The bounce expression is convenient for adding a bouncing motion to layer parameters. The roots of this expression derive from Dan Ebberts. I like to apply this expression to add realistic inertial movement.

I use sliders to control the amplitude, frequency and decay variables in the expression. Amplitude is the amount of bounce. Frequency is how frequently the bounce happens. Decay is like friction. The more you apply, the less the bounce lasts.

Alt-click (Windows) or Option-click (Mac) the stopwatch next to a layer property, such as position or scale, to add an expression. Type in your values for the variables, linking them to the slider. I rename my sliders so they’re easy to decipher.

amp = effect(“Amplitude”)(“Slider”);
freq = effect(“Frequency”)(“Slider”);
decay = effect(“Decay”)(“Slider”);

n = 0;
if (numKeys > 0){
n = nearestKey(time).index;
if (key(n).time > time){
n–;
}
}
if (n == 0){
t = 0;
}else{
t = time – key(n).time;
}
if (n > 0){
v = velocityAtTime(key(n).time – thisComp.frameDuration/10);
value + v*amp*Math.sin(freq*t*2*Math.PI)/Math.exp(decay*t);
}else{
value;
}

Now, you can add keyframes to your property and the bounce expression will add the inertial motion to your movements based on the value of your sliders.

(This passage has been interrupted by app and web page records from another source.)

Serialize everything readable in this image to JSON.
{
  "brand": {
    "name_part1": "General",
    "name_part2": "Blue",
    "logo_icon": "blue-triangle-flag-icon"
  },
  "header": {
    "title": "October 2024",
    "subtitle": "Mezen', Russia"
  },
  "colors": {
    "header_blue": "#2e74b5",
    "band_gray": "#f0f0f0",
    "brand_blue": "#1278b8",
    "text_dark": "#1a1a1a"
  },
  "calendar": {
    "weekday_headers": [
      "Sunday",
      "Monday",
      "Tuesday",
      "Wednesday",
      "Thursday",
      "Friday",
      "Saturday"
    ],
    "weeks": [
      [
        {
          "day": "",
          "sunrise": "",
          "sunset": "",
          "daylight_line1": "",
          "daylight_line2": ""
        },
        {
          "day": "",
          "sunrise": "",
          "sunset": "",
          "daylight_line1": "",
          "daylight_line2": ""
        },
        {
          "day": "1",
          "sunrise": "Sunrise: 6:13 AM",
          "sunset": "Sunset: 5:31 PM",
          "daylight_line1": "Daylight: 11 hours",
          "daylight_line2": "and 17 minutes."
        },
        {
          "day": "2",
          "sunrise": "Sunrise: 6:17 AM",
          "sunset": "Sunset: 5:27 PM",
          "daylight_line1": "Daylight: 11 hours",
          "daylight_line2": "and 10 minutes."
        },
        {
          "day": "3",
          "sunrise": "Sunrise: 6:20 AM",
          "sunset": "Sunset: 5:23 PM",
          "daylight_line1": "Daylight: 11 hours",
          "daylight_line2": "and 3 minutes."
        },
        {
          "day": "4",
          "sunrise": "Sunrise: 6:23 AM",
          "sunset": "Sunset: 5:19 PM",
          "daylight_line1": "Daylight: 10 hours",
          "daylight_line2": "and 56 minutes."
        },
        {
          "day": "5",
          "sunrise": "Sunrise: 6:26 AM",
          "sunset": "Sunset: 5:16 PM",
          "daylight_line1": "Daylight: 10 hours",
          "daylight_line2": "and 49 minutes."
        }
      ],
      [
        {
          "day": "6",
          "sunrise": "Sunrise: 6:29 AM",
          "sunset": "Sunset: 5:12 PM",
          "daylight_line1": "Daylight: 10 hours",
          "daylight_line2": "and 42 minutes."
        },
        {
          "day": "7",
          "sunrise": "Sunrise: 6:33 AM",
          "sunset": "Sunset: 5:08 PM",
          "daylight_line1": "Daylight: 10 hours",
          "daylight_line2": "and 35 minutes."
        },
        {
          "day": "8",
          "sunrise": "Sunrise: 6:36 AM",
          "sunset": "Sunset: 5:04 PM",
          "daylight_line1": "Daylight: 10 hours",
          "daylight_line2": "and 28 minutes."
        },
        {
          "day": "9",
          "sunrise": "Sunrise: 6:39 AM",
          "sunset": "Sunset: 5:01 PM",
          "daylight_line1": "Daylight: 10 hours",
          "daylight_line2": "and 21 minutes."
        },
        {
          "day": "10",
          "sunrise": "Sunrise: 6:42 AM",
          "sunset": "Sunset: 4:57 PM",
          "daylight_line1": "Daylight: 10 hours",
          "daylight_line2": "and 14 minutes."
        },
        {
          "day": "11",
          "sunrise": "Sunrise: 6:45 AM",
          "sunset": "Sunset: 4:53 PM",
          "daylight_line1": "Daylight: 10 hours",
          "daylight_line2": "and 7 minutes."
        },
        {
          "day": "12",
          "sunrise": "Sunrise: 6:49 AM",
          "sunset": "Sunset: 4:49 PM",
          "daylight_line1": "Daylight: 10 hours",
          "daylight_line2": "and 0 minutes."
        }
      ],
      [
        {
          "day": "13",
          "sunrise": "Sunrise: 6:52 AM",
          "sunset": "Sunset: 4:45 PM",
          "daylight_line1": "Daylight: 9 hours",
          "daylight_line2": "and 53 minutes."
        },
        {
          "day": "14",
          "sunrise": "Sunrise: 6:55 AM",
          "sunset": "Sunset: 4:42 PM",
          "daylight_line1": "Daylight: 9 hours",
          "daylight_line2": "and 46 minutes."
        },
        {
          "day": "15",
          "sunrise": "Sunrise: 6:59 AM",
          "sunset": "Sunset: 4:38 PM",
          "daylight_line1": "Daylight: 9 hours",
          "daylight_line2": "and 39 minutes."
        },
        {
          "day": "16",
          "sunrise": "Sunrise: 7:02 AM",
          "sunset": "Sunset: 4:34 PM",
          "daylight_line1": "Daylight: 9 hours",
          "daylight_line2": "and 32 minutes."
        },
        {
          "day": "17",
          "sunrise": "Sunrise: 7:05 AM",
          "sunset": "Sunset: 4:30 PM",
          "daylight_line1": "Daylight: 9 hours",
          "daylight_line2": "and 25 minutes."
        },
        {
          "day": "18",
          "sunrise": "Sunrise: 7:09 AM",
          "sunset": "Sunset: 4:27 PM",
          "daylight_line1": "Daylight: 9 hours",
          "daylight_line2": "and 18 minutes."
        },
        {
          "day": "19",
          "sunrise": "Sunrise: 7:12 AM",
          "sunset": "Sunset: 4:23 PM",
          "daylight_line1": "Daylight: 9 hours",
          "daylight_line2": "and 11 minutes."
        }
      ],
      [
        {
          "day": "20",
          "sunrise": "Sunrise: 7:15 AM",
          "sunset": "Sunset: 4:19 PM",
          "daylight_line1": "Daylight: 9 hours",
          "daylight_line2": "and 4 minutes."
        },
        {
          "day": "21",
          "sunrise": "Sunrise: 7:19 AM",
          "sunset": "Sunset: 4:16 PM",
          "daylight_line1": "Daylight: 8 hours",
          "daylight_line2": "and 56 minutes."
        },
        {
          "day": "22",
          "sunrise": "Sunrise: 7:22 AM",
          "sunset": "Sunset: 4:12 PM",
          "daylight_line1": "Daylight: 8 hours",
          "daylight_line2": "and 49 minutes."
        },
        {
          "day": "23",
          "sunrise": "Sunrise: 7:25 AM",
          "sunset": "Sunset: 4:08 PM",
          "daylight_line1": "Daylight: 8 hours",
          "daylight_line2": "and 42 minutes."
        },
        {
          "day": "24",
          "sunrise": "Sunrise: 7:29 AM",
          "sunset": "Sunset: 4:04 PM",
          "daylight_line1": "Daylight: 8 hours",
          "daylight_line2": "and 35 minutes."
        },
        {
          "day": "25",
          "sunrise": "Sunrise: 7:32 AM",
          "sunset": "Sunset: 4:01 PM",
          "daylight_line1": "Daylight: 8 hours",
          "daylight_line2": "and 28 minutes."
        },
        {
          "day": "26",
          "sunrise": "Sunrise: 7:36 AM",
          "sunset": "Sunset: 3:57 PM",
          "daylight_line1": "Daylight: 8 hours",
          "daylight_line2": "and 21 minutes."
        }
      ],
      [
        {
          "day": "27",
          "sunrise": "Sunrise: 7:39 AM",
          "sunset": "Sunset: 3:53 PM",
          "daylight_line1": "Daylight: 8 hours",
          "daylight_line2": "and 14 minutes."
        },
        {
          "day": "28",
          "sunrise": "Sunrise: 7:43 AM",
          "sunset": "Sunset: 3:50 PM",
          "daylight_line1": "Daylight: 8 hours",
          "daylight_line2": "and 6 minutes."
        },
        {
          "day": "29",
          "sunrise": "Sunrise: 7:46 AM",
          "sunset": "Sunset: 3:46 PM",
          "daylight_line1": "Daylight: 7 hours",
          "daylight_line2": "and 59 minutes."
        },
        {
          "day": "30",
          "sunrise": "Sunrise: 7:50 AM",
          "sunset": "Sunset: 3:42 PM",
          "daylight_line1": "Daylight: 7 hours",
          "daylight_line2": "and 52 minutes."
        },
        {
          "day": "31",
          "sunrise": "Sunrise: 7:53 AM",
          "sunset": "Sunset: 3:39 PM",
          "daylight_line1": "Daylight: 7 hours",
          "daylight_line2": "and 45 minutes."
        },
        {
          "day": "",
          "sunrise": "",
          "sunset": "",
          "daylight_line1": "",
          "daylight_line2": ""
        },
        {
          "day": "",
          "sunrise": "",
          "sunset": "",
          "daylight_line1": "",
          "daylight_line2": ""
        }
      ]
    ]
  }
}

This expression can be added to multiple properties for a combined effect.

My quick tutorial video shows this expression applied to the position, rotation and scale properties.